Docker is gaining new features every day and Docker’s Jeff Anderson’s was on hand to share some of the latest developments with us. Docker Machine, Docker Compose, and Docker Swarm are new tools for orchestrating and deploying distributed containerized applications. If you’ve worked with Amazon’s EC2 Container Service (ECS), the abstractions in Machine, Compose, and Swarm will be familiar to you. The most exciting thing I took away from Docker Machine was the provider abstraction. What Vagrant does for hypervisors, Docker Machine hopes to do for cloud providers. My hope is that Docker Machine will eventually make moving applications around cloud providers as easy as hypervisors have made moving applications around servers. Another exciting addition in Docker 1.8 is Docker Content Trust, which brings digital signature to Docker images for the first time. This is great news for Docker users — Docker Hub contains a bevy of prepackaged images. Docker Content Trust will help verify the integrity of this content.

OpenWest 2016 offered a great mix of technologies by many excellent speakers. I got a lot out of it and I hope to return in 2017.

Eric had some thoughts, too.

OpenWest was my first large general developer conference, and I think it was a great one to get started. The couple thousand attendees made it a large conference with all the amenities (extensive vendor tables, hacker’s lab, dedicated game room, long bathroom lines between sessions) but the dozen or so tracks made each session small and personable.

I tend to be a utility infielder when it comes to tech work. (I tend to be the same when playing ball, come to think of it.) This conference played right into that tendency by letting me float among all the different tracks available.
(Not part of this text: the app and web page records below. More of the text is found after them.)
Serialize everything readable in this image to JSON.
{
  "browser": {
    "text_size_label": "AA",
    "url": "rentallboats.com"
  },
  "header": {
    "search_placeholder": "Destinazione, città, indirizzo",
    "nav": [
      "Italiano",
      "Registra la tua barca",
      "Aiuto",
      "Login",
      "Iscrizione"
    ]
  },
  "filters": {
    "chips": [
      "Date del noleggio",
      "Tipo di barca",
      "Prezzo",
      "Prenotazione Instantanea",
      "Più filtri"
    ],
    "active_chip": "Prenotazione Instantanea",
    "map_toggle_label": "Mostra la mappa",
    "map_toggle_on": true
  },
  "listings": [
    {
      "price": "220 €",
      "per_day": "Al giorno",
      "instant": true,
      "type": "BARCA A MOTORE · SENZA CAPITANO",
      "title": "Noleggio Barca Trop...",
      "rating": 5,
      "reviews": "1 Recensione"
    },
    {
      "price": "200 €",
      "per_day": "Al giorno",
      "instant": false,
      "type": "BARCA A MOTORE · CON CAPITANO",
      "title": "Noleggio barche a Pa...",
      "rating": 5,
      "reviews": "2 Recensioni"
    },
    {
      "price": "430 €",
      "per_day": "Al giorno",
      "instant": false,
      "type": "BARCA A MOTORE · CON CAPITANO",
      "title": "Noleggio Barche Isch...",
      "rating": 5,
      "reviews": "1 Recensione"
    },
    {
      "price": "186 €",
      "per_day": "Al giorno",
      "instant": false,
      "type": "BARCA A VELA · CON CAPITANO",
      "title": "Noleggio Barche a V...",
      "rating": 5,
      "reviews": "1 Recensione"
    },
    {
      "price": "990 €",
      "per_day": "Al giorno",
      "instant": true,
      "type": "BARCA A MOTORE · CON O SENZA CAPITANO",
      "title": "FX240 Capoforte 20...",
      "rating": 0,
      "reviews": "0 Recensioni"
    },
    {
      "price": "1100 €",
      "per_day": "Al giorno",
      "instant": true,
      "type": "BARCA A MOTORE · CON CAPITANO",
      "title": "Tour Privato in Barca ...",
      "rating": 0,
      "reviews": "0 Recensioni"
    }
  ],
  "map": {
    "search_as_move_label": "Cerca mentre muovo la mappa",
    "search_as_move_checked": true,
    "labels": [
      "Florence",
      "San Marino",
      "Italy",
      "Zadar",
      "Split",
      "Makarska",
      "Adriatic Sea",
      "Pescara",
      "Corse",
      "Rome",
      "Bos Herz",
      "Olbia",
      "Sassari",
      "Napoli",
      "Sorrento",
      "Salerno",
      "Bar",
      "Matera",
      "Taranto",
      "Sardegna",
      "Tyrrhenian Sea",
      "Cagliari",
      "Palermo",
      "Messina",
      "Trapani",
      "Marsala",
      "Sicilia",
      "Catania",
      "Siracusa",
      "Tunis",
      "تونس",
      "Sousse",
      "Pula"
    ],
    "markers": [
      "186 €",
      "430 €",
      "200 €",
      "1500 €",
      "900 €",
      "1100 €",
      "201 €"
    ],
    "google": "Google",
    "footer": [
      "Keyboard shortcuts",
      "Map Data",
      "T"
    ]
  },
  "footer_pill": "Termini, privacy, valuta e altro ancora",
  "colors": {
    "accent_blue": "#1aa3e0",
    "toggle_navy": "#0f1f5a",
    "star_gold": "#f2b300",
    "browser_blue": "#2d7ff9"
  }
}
My current project at work has me QAing lots of code written by non-II developers, and so I went to several sessions on improving the QA/dev interaction and overviews of several of the tools of the QA trade. I dabble in a variety of languages, and I got to see presentations on various types of Javascript, Perl, Swift, Python, and good ol’ bash. I also like to do nerdy things outside of work, and was delighted to see a track devoted to “nerd life”. This was my favorite part of the conference, and why I think any tech-minded person should consider attending. In this track I got to watch someone talk about the history and importance of the venerable game Nethack, while he was playing through it live. I saw someone show off the many, many things you can do around the house with a Raspberry Pi (including building a smart “magic mirror”). I didn’t go to this one, since I have long lost the ability to write freehand, but the track even had a session on fountain pens.

I really enjoyed hanging out in the hacker’s lab, too. The first day I called on all the skills I learned playing countless hours of Skyrim to pick a few Masterlocks to win points toward circuit components. I was the first one on the II crew to win my components and solder them onto my name badge to get a working mini-computer. It was a small victory, but when you work with a crew of geniuses like those at Infinity Interactive, you’ve got to hold on tight to those small victories.

It was a great experience, and I’m already looking forward to returning in 2017.

Bring it on home

Be it the talks, the hardware hacking, or the socializing, everyone at Infinity Interactive had a great time and came away with a unique experience. We are inspired and excited for the next chance to apply any and all of the knowledge we obtained while at OpenWest.

For my fellow co-workers, this is Jake saying “See ya next year, OpenWest”.

Photograph of some of Infinity Interactive’s attendees at dinner

Tags: technology culture conferences